- [EXERCISE GOAL]: Look for the string "PowerSearch" in the listing below and copy every line in which it appears.

+===+

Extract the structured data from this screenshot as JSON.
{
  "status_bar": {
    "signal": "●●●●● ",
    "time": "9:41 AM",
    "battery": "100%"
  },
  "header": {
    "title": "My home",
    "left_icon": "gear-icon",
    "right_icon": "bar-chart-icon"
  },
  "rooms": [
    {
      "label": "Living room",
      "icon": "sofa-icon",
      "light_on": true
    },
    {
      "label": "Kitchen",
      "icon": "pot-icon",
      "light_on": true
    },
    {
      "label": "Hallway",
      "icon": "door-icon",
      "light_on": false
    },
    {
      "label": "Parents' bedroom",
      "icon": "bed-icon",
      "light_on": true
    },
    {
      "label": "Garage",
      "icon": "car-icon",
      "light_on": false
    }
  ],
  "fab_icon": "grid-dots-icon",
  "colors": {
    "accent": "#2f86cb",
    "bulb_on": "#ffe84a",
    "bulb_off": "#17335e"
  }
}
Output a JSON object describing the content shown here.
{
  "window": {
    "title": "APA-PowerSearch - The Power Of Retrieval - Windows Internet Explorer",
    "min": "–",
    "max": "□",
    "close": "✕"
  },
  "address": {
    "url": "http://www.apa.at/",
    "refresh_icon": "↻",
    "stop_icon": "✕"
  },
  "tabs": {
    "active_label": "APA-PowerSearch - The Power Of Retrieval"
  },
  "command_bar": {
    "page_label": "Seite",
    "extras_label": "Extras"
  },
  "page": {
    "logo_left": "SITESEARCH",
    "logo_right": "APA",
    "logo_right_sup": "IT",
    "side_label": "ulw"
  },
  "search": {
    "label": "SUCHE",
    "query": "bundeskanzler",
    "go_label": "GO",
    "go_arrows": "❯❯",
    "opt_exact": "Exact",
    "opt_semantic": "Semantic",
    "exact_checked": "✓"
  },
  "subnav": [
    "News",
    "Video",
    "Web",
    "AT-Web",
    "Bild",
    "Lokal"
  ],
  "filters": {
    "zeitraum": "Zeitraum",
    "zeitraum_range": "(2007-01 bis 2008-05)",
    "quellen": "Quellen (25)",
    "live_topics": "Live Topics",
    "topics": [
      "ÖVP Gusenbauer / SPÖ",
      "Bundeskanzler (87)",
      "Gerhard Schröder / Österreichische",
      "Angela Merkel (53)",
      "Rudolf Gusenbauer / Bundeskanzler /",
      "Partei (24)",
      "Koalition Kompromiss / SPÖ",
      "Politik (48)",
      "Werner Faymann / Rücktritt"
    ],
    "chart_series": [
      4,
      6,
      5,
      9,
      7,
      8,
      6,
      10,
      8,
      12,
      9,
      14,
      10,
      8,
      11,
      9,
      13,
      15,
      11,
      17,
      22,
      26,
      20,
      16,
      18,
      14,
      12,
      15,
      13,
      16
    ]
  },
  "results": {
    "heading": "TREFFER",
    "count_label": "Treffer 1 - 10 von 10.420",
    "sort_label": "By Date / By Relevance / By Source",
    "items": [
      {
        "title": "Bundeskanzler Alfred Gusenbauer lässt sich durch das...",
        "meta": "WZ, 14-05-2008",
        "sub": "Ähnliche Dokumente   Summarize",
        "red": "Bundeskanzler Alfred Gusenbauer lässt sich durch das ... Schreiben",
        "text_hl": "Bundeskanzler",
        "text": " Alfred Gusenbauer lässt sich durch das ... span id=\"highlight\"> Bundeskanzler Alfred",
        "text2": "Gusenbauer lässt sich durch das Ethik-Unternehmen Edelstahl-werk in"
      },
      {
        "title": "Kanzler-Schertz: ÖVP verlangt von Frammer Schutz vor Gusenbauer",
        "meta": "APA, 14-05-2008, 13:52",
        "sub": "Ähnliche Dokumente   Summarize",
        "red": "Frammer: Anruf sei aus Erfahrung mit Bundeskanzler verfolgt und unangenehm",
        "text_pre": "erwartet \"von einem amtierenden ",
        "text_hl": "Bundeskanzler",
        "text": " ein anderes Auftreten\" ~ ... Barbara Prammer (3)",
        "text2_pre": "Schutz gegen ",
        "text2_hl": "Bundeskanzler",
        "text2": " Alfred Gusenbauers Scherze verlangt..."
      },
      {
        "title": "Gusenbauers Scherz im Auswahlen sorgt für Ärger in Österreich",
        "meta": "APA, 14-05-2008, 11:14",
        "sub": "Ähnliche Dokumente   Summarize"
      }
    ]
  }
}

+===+

- [TASK SOLUTION]:
    "title": "APA-PowerSearch - The Power Of Retrieval - Windows Internet Explorer",
    "active_label": "APA-PowerSearch - The Power Of Retrieval"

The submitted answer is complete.